Publisher’s Description: This concise guide by a leading New Testament scholar helps readers understand how to better study the multitude of Old Testament references in the New Testament. G. K. Beale, coeditor of the bestselling Commentary on the New Testament Use of the Old Testament, focuses on the “how to” of interpreting the New Testament use of the Old Testament, providing students and pastors with many of the insights and categories necessary for them to do their own exegesis. Brief enough to be accessible yet thorough enough to be useful, this handbook will be a trusted guide for all students of the Bible.

Contents:
Introduction
1. Challenges to Interpreting the Use of the Old Testament in the New
2. Seeing the Old Testament in the New: Definitions of Quotations and Allusions and Criteria for Discerning Them
3. An Approach to Interpreting the Old Testament in the New
4. Primary Ways the New Testament Uses the Old Testament
5. Hermeneutical and Theological Presuppositions of the New Testament Writers
6. The Relevance of Jewish Backgrounds for the Study of the Old Testament in the New: A Survey of the Sources
7. A Case Study Illustrating the Methodology of This Book

208 Pages
Published September 2012

NAME CHANGE.

If you’ve been visiting my blog for any time at all, it’s likely you’re familiar with the title, already&notyet.  That name arose from my NT Theology class with Dr. Greg Beale during my graduate studies at Wheaton College Graduate School.  I was deeply intrigued with the concept of inaugurated eschatology, and it seemed like a good title for a blog.  But that’s about all the thought that went into it.

Lately, I’ve been struck by the resurgence of gospel-centeredness among Reformed evangelicals.  Both the emphasis on declaring the good news of the gospel to unbelievers, and the reality that believers depend upon the same glorious message every day has been deeply challenging and encouraging to me.

With a clearer focus on the message of the gospel, its abounding implications for our lives, and knowing how much I need to move more deeply into the message myself…the blog will now be titled, For The Gospel.

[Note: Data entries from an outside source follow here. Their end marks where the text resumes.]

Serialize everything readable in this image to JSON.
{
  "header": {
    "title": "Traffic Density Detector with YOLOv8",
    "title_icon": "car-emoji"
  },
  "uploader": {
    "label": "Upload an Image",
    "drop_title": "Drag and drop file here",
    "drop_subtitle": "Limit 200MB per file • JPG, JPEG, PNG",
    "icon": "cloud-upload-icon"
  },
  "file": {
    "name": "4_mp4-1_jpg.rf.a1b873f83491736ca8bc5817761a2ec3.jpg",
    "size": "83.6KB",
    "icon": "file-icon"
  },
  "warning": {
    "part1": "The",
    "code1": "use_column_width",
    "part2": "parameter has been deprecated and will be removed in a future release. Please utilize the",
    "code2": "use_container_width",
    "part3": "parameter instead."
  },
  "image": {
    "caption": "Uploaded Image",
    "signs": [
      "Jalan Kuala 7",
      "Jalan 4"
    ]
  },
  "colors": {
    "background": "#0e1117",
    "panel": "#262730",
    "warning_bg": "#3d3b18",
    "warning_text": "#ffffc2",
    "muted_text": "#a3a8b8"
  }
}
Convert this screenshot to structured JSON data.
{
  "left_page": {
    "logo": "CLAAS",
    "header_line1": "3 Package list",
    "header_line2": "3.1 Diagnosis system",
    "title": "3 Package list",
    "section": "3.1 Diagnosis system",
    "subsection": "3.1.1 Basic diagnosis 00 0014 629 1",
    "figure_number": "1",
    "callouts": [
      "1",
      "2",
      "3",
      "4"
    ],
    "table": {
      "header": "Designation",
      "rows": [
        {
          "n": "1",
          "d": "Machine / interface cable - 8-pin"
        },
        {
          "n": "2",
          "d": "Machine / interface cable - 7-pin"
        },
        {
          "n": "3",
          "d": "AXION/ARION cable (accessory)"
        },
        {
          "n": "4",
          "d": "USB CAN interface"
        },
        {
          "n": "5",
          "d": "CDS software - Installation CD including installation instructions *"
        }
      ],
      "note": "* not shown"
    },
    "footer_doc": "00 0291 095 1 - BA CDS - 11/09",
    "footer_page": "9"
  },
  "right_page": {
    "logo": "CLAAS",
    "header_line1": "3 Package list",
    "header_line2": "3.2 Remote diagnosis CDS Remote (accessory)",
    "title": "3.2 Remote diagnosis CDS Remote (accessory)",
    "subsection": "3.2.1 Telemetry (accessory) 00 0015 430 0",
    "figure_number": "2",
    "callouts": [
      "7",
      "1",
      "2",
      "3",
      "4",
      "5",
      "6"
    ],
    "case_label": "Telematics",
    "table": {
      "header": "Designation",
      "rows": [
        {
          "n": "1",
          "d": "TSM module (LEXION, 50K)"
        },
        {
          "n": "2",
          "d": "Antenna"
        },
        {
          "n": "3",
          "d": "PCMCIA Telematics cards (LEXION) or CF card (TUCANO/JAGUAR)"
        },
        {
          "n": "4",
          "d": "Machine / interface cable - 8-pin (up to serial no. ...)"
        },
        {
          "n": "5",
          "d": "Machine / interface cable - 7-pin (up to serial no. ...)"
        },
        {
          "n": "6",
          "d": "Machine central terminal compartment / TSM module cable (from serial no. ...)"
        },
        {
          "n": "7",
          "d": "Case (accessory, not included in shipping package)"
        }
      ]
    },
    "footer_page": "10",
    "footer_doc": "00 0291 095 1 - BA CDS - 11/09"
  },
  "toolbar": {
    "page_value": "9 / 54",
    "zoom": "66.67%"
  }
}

It’s my goal to provide and point to resources that are rich in the gospel, with the hope that those who visit the site will be edified and that Jesus will be glorified!  I pray the blog will be a blessing to you.

For the gospel!

Kevin